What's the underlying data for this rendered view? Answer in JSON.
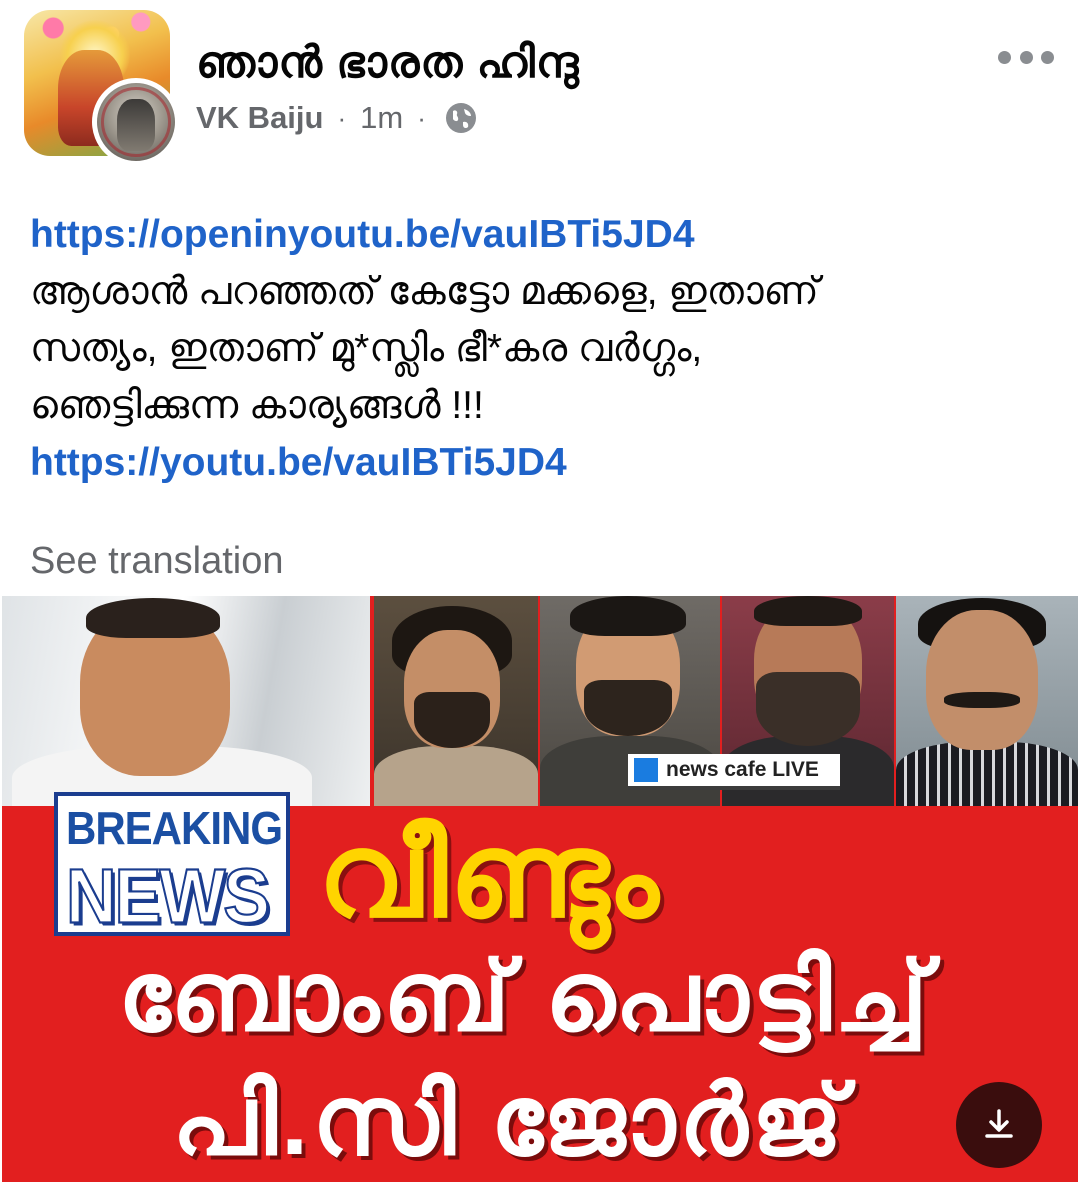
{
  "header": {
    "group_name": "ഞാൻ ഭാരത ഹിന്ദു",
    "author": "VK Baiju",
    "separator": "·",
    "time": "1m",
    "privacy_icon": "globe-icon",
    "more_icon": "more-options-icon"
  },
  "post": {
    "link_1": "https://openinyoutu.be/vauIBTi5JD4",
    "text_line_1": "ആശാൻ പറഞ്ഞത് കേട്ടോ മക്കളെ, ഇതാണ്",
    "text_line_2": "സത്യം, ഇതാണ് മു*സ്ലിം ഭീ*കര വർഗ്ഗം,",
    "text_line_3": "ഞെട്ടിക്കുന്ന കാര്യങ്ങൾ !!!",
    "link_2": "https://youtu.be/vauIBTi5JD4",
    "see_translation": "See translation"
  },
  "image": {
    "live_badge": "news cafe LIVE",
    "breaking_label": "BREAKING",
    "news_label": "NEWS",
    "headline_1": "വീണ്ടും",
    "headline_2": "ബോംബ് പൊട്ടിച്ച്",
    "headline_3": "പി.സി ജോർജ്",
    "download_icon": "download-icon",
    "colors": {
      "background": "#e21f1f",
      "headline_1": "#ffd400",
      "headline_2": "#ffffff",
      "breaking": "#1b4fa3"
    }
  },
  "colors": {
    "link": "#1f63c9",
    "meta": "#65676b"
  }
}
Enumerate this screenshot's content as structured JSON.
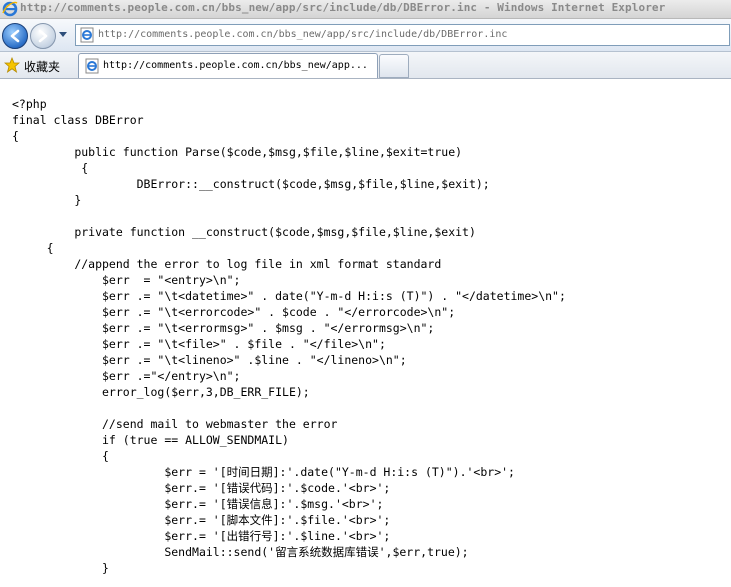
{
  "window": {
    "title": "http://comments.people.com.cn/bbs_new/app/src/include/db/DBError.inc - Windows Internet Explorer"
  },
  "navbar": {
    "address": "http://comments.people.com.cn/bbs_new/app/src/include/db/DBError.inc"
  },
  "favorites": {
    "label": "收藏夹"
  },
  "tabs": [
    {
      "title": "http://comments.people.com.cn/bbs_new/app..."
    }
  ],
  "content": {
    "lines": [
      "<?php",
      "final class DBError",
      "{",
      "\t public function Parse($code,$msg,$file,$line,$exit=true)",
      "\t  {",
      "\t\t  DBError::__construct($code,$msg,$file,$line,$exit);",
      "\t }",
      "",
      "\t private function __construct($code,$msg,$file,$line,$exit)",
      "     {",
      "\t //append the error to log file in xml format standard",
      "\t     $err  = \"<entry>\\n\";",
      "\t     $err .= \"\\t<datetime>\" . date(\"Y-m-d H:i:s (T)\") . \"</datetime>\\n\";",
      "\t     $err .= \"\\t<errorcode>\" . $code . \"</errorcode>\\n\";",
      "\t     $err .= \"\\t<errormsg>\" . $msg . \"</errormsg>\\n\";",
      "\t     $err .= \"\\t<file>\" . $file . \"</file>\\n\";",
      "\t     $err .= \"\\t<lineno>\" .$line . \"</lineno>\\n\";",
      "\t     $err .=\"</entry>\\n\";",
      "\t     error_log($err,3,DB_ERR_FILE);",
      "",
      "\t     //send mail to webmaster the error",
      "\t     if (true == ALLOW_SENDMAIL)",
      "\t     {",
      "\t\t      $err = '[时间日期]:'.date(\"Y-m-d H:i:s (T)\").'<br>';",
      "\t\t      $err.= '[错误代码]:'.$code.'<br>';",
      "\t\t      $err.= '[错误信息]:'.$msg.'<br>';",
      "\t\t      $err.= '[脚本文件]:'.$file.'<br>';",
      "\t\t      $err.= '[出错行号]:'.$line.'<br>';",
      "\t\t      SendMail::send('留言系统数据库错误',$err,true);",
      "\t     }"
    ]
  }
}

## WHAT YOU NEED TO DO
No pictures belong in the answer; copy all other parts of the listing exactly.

## ANSWER BOX
What's the underlying data for this rendered view? Answer in JSON.
{
  "header": {
    "group_name": "ഞാൻ ഭാരത ഹിന്ദു",
    "author": "VK Baiju",
    "separator": "·",
    "time": "1m",
    "privacy_icon": "globe-icon",
    "more_icon": "more-options-icon"
  },
  "post": {
    "link_1": "https://openinyoutu.be/vauIBTi5JD4",
    "text_line_1": "ആശാൻ പറഞ്ഞത് കേട്ടോ മക്കളെ, ഇതാണ്",
    "text_line_2": "സത്യം, ഇതാണ് മു*സ്ലിം ഭീ*കര വർഗ്ഗം,",
    "text_line_3": "ഞെട്ടിക്കുന്ന കാര്യങ്ങൾ !!!",
    "link_2": "https://youtu.be/vauIBTi5JD4",
    "see_translation": "See translation"
  },
  "image": {
    "live_badge": "news cafe LIVE",
    "breaking_label": "BREAKING",
    "news_label": "NEWS",
    "headline_1": "വീണ്ടും",
    "headline_2": "ബോംബ് പൊട്ടിച്ച്",
    "headline_3": "പി.സി ജോർജ്",
    "download_icon": "download-icon",
    "colors": {
      "background": "#e21f1f",
      "headline_1": "#ffd400",
      "headline_2": "#ffffff",
      "breaking": "#1b4fa3"
    }
  },
  "colors": {
    "link": "#1f63c9",
    "meta": "#65676b"
  }
}
Enumerate this screenshot's content as structured JSON.
{
  "window": {
    "title": "http://comments.people.com.cn/bbs_new/app/src/include/db/DBError.inc - Windows Internet Explorer"
  },
  "navbar": {
    "address": "http://comments.people.com.cn/bbs_new/app/src/include/db/DBError.inc"
  },
  "favorites": {
    "label": "收藏夹"
  },
  "tabs": [
    {
      "title": "http://comments.people.com.cn/bbs_new/app..."
    }
  ],
  "content": {
    "lines": [
      "<?php",
      "final class DBError",
      "{",
      "\t public function Parse($code,$msg,$file,$line,$exit=true)",
      "\t  {",
      "\t\t  DBError::__construct($code,$msg,$file,$line,$exit);",
      "\t }",
      "",
      "\t private function __construct($code,$msg,$file,$line,$exit)",
      "     {",
      "\t //append the error to log file in xml format standard",
      "\t     $err  = \"<entry>\\n\";",
      "\t     $err .= \"\\t<datetime>\" . date(\"Y-m-d H:i:s (T)\") . \"</datetime>\\n\";",
      "\t     $err .= \"\\t<errorcode>\" . $code . \"</errorcode>\\n\";",
      "\t     $err .= \"\\t<errormsg>\" . $msg . \"</errormsg>\\n\";",
      "\t     $err .= \"\\t<file>\" . $file . \"</file>\\n\";",
      "\t     $err .= \"\\t<lineno>\" .$line . \"</lineno>\\n\";",
      "\t     $err .=\"</entry>\\n\";",
      "\t     error_log($err,3,DB_ERR_FILE);",
      "",
      "\t     //send mail to webmaster the error",
      "\t     if (true == ALLOW_SENDMAIL)",
      "\t     {",
      "\t\t      $err = '[时间日期]:'.date(\"Y-m-d H:i:s (T)\").'<br>';",
      "\t\t      $err.= '[错误代码]:'.$code.'<br>';",
      "\t\t      $err.= '[错误信息]:'.$msg.'<br>';",
      "\t\t      $err.= '[脚本文件]:'.$file.'<br>';",
      "\t\t      $err.= '[出错行号]:'.$line.'<br>';",
      "\t\t      SendMail::send('留言系统数据库错误',$err,true);",
      "\t     }"
    ]
  }
}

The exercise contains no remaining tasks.